> Work required
Print every entry again exactly, with no pictures.

(Beginning of The data)

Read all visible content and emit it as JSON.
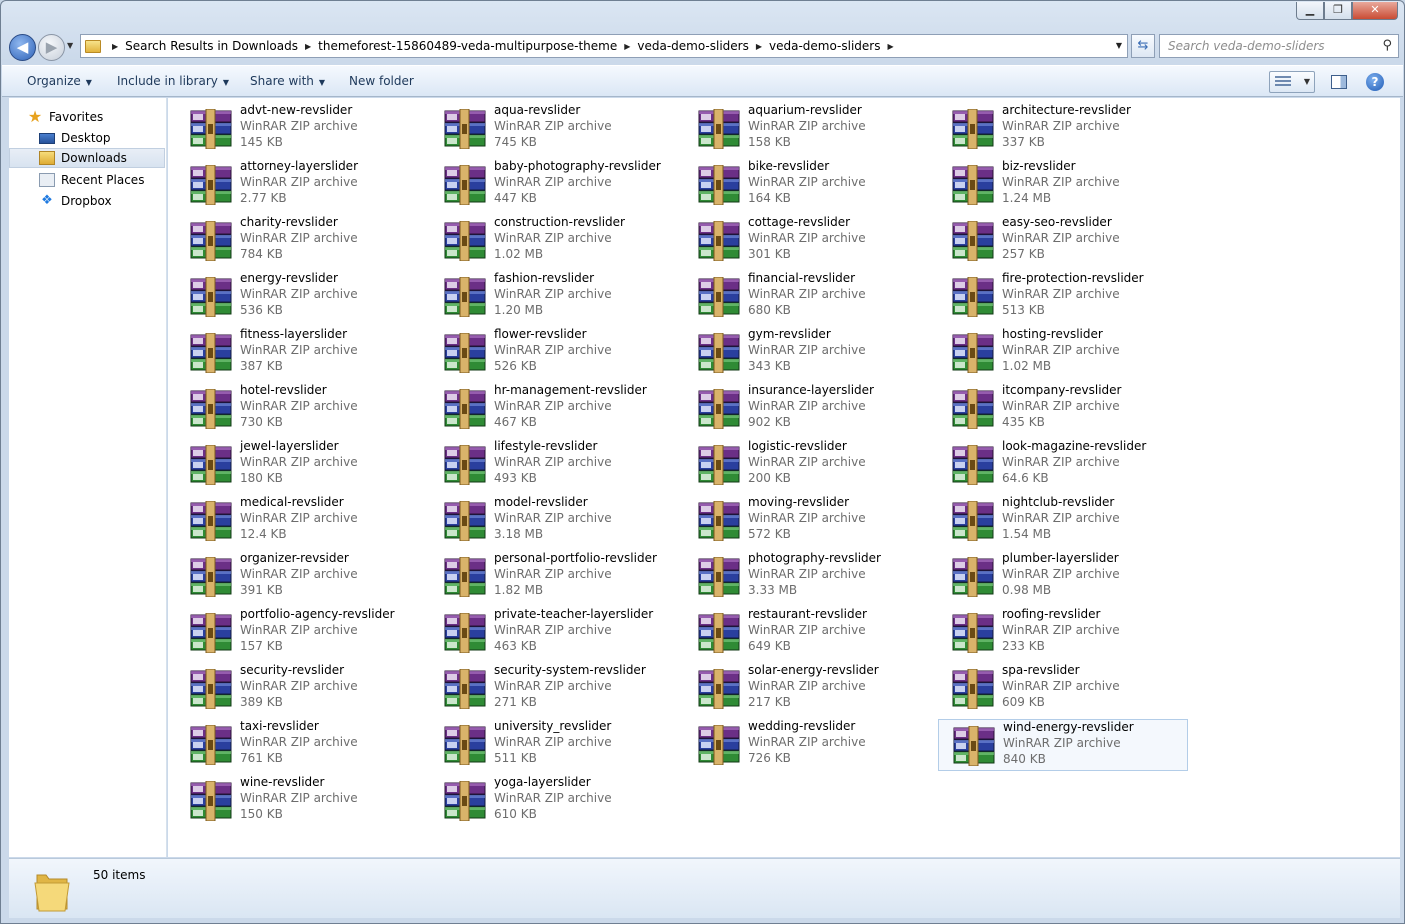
{
  "window": {
    "minimize": "▁",
    "maximize": "❐",
    "close": "✕"
  },
  "nav": {
    "back": "◀",
    "forward": "▶",
    "history_dropdown": "▼",
    "breadcrumbs": [
      "Search Results in Downloads",
      "themeforest-15860489-veda-multipurpose-theme",
      "veda-demo-sliders",
      "veda-demo-sliders"
    ],
    "crumb_separator": "▶",
    "address_dropdown": "▼",
    "refresh": "⇆",
    "search_placeholder": "Search veda-demo-sliders",
    "search_icon": "⚲"
  },
  "toolbar": {
    "organize": "Organize",
    "include_in_library": "Include in library",
    "share_with": "Share with",
    "new_folder": "New folder",
    "dropdown_arrow": "▼",
    "help": "?"
  },
  "sidebar": {
    "items": [
      {
        "label": "Favorites",
        "icon": "star-icon"
      },
      {
        "label": "Desktop",
        "icon": "desktop-icon"
      },
      {
        "label": "Downloads",
        "icon": "downloads-folder-icon",
        "selected": true
      },
      {
        "label": "Recent Places",
        "icon": "recent-places-icon"
      },
      {
        "label": "Dropbox",
        "icon": "dropbox-icon"
      }
    ]
  },
  "files": [
    {
      "name": "advt-new-revslider",
      "type": "WinRAR ZIP archive",
      "size": "145 KB"
    },
    {
      "name": "aqua-revslider",
      "type": "WinRAR ZIP archive",
      "size": "745 KB"
    },
    {
      "name": "aquarium-revslider",
      "type": "WinRAR ZIP archive",
      "size": "158 KB"
    },
    {
      "name": "architecture-revslider",
      "type": "WinRAR ZIP archive",
      "size": "337 KB"
    },
    {
      "name": "attorney-layerslider",
      "type": "WinRAR ZIP archive",
      "size": "2.77 KB"
    },
    {
      "name": "baby-photography-revslider",
      "type": "WinRAR ZIP archive",
      "size": "447 KB"
    },
    {
      "name": "bike-revslider",
      "type": "WinRAR ZIP archive",
      "size": "164 KB"
    },
    {
      "name": "biz-revslider",
      "type": "WinRAR ZIP archive",
      "size": "1.24 MB"
    },
    {
      "name": "charity-revslider",
      "type": "WinRAR ZIP archive",
      "size": "784 KB"
    },
    {
      "name": "construction-revslider",
      "type": "WinRAR ZIP archive",
      "size": "1.02 MB"
    },
    {
      "name": "cottage-revslider",
      "type": "WinRAR ZIP archive",
      "size": "301 KB"
    },
    {
      "name": "easy-seo-revslider",
      "type": "WinRAR ZIP archive",
      "size": "257 KB"
    },
    {
      "name": "energy-revslider",
      "type": "WinRAR ZIP archive",
      "size": "536 KB"
    },
    {
      "name": "fashion-revslider",
      "type": "WinRAR ZIP archive",
      "size": "1.20 MB"
    },
    {
      "name": "financial-revslider",
      "type": "WinRAR ZIP archive",
      "size": "680 KB"
    },
    {
      "name": "fire-protection-revslider",
      "type": "WinRAR ZIP archive",
      "size": "513 KB"
    },
    {
      "name": "fitness-layerslider",
      "type": "WinRAR ZIP archive",
      "size": "387 KB"
    },
    {
      "name": "flower-revslider",
      "type": "WinRAR ZIP archive",
      "size": "526 KB"
    },
    {
      "name": "gym-revslider",
      "type": "WinRAR ZIP archive",
      "size": "343 KB"
    },
    {
      "name": "hosting-revslider",
      "type": "WinRAR ZIP archive",
      "size": "1.02 MB"
    },
    {
      "name": "hotel-revslider",
      "type": "WinRAR ZIP archive",
      "size": "730 KB"
    },
    {
      "name": "hr-management-revslider",
      "type": "WinRAR ZIP archive",
      "size": "467 KB"
    },
    {
      "name": "insurance-layerslider",
      "type": "WinRAR ZIP archive",
      "size": "902 KB"
    },
    {
      "name": "itcompany-revslider",
      "type": "WinRAR ZIP archive",
      "size": "435 KB"
    },
    {
      "name": "jewel-layerslider",
      "type": "WinRAR ZIP archive",
      "size": "180 KB"
    },
    {
      "name": "lifestyle-revslider",
      "type": "WinRAR ZIP archive",
      "size": "493 KB"
    },
    {
      "name": "logistic-revslider",
      "type": "WinRAR ZIP archive",
      "size": "200 KB"
    },
    {
      "name": "look-magazine-revslider",
      "type": "WinRAR ZIP archive",
      "size": "64.6 KB"
    },
    {
      "name": "medical-revslider",
      "type": "WinRAR ZIP archive",
      "size": "12.4 KB"
    },
    {
      "name": "model-revslider",
      "type": "WinRAR ZIP archive",
      "size": "3.18 MB"
    },
    {
      "name": "moving-revslider",
      "type": "WinRAR ZIP archive",
      "size": "572 KB"
    },
    {
      "name": "nightclub-revslider",
      "type": "WinRAR ZIP archive",
      "size": "1.54 MB"
    },
    {
      "name": "organizer-revsider",
      "type": "WinRAR ZIP archive",
      "size": "391 KB"
    },
    {
      "name": "personal-portfolio-revslider",
      "type": "WinRAR ZIP archive",
      "size": "1.82 MB"
    },
    {
      "name": "photography-revslider",
      "type": "WinRAR ZIP archive",
      "size": "3.33 MB"
    },
    {
      "name": "plumber-layerslider",
      "type": "WinRAR ZIP archive",
      "size": "0.98 MB"
    },
    {
      "name": "portfolio-agency-revslider",
      "type": "WinRAR ZIP archive",
      "size": "157 KB"
    },
    {
      "name": "private-teacher-layerslider",
      "type": "WinRAR ZIP archive",
      "size": "463 KB"
    },
    {
      "name": "restaurant-revslider",
      "type": "WinRAR ZIP archive",
      "size": "649 KB"
    },
    {
      "name": "roofing-revslider",
      "type": "WinRAR ZIP archive",
      "size": "233 KB"
    },
    {
      "name": "security-revslider",
      "type": "WinRAR ZIP archive",
      "size": "389 KB"
    },
    {
      "name": "security-system-revslider",
      "type": "WinRAR ZIP archive",
      "size": "271 KB"
    },
    {
      "name": "solar-energy-revslider",
      "type": "WinRAR ZIP archive",
      "size": "217 KB"
    },
    {
      "name": "spa-revslider",
      "type": "WinRAR ZIP archive",
      "size": "609 KB"
    },
    {
      "name": "taxi-revslider",
      "type": "WinRAR ZIP archive",
      "size": "761 KB"
    },
    {
      "name": "university_revslider",
      "type": "WinRAR ZIP archive",
      "size": "511 KB"
    },
    {
      "name": "wedding-revslider",
      "type": "WinRAR ZIP archive",
      "size": "726 KB"
    },
    {
      "name": "wind-energy-revslider",
      "type": "WinRAR ZIP archive",
      "size": "840 KB",
      "selected": true
    },
    {
      "name": "wine-revslider",
      "type": "WinRAR ZIP archive",
      "size": "150 KB"
    },
    {
      "name": "yoga-layerslider",
      "type": "WinRAR ZIP archive",
      "size": "610 KB"
    }
  ],
  "status": {
    "item_count": "50 items"
  }
}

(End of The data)

> Exercise result
Read all visible content and emit it as JSON.
{
  "window": {
    "minimize": "▁",
    "maximize": "❐",
    "close": "✕"
  },
  "nav": {
    "back": "◀",
    "forward": "▶",
    "history_dropdown": "▼",
    "breadcrumbs": [
      "Search Results in Downloads",
      "themeforest-15860489-veda-multipurpose-theme",
      "veda-demo-sliders",
      "veda-demo-sliders"
    ],
    "crumb_separator": "▶",
    "address_dropdown": "▼",
    "refresh": "⇆",
    "search_placeholder": "Search veda-demo-sliders",
    "search_icon": "⚲"
  },
  "toolbar": {
    "organize": "Organize",
    "include_in_library": "Include in library",
    "share_with": "Share with",
    "new_folder": "New folder",
    "dropdown_arrow": "▼",
    "help": "?"
  },
  "sidebar": {
    "items": [
      {
        "label": "Favorites",
        "icon": "star-icon"
      },
      {
        "label": "Desktop",
        "icon": "desktop-icon"
      },
      {
        "label": "Downloads",
        "icon": "downloads-folder-icon",
        "selected": true
      },
      {
        "label": "Recent Places",
        "icon": "recent-places-icon"
      },
      {
        "label": "Dropbox",
        "icon": "dropbox-icon"
      }
    ]
  },
  "files": [
    {
      "name": "advt-new-revslider",
      "type": "WinRAR ZIP archive",
      "size": "145 KB"
    },
    {
      "name": "aqua-revslider",
      "type": "WinRAR ZIP archive",
      "size": "745 KB"
    },
    {
      "name": "aquarium-revslider",
      "type": "WinRAR ZIP archive",
      "size": "158 KB"
    },
    {
      "name": "architecture-revslider",
      "type": "WinRAR ZIP archive",
      "size": "337 KB"
    },
    {
      "name": "attorney-layerslider",
      "type": "WinRAR ZIP archive",
      "size": "2.77 KB"
    },
    {
      "name": "baby-photography-revslider",
      "type": "WinRAR ZIP archive",
      "size": "447 KB"
    },
    {
      "name": "bike-revslider",
      "type": "WinRAR ZIP archive",
      "size": "164 KB"
    },
    {
      "name": "biz-revslider",
      "type": "WinRAR ZIP archive",
      "size": "1.24 MB"
    },
    {
      "name": "charity-revslider",
      "type": "WinRAR ZIP archive",
      "size": "784 KB"
    },
    {
      "name": "construction-revslider",
      "type": "WinRAR ZIP archive",
      "size": "1.02 MB"
    },
    {
      "name": "cottage-revslider",
      "type": "WinRAR ZIP archive",
      "size": "301 KB"
    },
    {
      "name": "easy-seo-revslider",
      "type": "WinRAR ZIP archive",
      "size": "257 KB"
    },
    {
      "name": "energy-revslider",
      "type": "WinRAR ZIP archive",
      "size": "536 KB"
    },
    {
      "name": "fashion-revslider",
      "type": "WinRAR ZIP archive",
      "size": "1.20 MB"
    },
    {
      "name": "financial-revslider",
      "type": "WinRAR ZIP archive",
      "size": "680 KB"
    },
    {
      "name": "fire-protection-revslider",
      "type": "WinRAR ZIP archive",
      "size": "513 KB"
    },
    {
      "name": "fitness-layerslider",
      "type": "WinRAR ZIP archive",
      "size": "387 KB"
    },
    {
      "name": "flower-revslider",
      "type": "WinRAR ZIP archive",
      "size": "526 KB"
    },
    {
      "name": "gym-revslider",
      "type": "WinRAR ZIP archive",
      "size": "343 KB"
    },
    {
      "name": "hosting-revslider",
      "type": "WinRAR ZIP archive",
      "size": "1.02 MB"
    },
    {
      "name": "hotel-revslider",
      "type": "WinRAR ZIP archive",
      "size": "730 KB"
    },
    {
      "name": "hr-management-revslider",
      "type": "WinRAR ZIP archive",
      "size": "467 KB"
    },
    {
      "name": "insurance-layerslider",
      "type": "WinRAR ZIP archive",
      "size": "902 KB"
    },
    {
      "name": "itcompany-revslider",
      "type": "WinRAR ZIP archive",
      "size": "435 KB"
    },
    {
      "name": "jewel-layerslider",
      "type": "WinRAR ZIP archive",
      "size": "180 KB"
    },
    {
      "name": "lifestyle-revslider",
      "type": "WinRAR ZIP archive",
      "size": "493 KB"
    },
    {
      "name": "logistic-revslider",
      "type": "WinRAR ZIP archive",
      "size": "200 KB"
    },
    {
      "name": "look-magazine-revslider",
      "type": "WinRAR ZIP archive",
      "size": "64.6 KB"
    },
    {
      "name": "medical-revslider",
      "type": "WinRAR ZIP archive",
      "size": "12.4 KB"
    },
    {
      "name": "model-revslider",
      "type": "WinRAR ZIP archive",
      "size": "3.18 MB"
    },
    {
      "name": "moving-revslider",
      "type": "WinRAR ZIP archive",
      "size": "572 KB"
    },
    {
      "name": "nightclub-revslider",
      "type": "WinRAR ZIP archive",
      "size": "1.54 MB"
    },
    {
      "name": "organizer-revsider",
      "type": "WinRAR ZIP archive",
      "size": "391 KB"
    },
    {
      "name": "personal-portfolio-revslider",
      "type": "WinRAR ZIP archive",
      "size": "1.82 MB"
    },
    {
      "name": "photography-revslider",
      "type": "WinRAR ZIP archive",
      "size": "3.33 MB"
    },
    {
      "name": "plumber-layerslider",
      "type": "WinRAR ZIP archive",
      "size": "0.98 MB"
    },
    {
      "name": "portfolio-agency-revslider",
      "type": "WinRAR ZIP archive",
      "size": "157 KB"
    },
    {
      "name": "private-teacher-layerslider",
      "type": "WinRAR ZIP archive",
      "size": "463 KB"
    },
    {
      "name": "restaurant-revslider",
      "type": "WinRAR ZIP archive",
      "size": "649 KB"
    },
    {
      "name": "roofing-revslider",
      "type": "WinRAR ZIP archive",
      "size": "233 KB"
    },
    {
      "name": "security-revslider",
      "type": "WinRAR ZIP archive",
      "size": "389 KB"
    },
    {
      "name": "security-system-revslider",
      "type": "WinRAR ZIP archive",
      "size": "271 KB"
    },
    {
      "name": "solar-energy-revslider",
      "type": "WinRAR ZIP archive",
      "size": "217 KB"
    },
    {
      "name": "spa-revslider",
      "type": "WinRAR ZIP archive",
      "size": "609 KB"
    },
    {
      "name": "taxi-revslider",
      "type": "WinRAR ZIP archive",
      "size": "761 KB"
    },
    {
      "name": "university_revslider",
      "type": "WinRAR ZIP archive",
      "size": "511 KB"
    },
    {
      "name": "wedding-revslider",
      "type": "WinRAR ZIP archive",
      "size": "726 KB"
    },
    {
      "name": "wind-energy-revslider",
      "type": "WinRAR ZIP archive",
      "size": "840 KB",
      "selected": true
    },
    {
      "name": "wine-revslider",
      "type": "WinRAR ZIP archive",
      "size": "150 KB"
    },
    {
      "name": "yoga-layerslider",
      "type": "WinRAR ZIP archive",
      "size": "610 KB"
    }
  ],
  "status": {
    "item_count": "50 items"
  }
}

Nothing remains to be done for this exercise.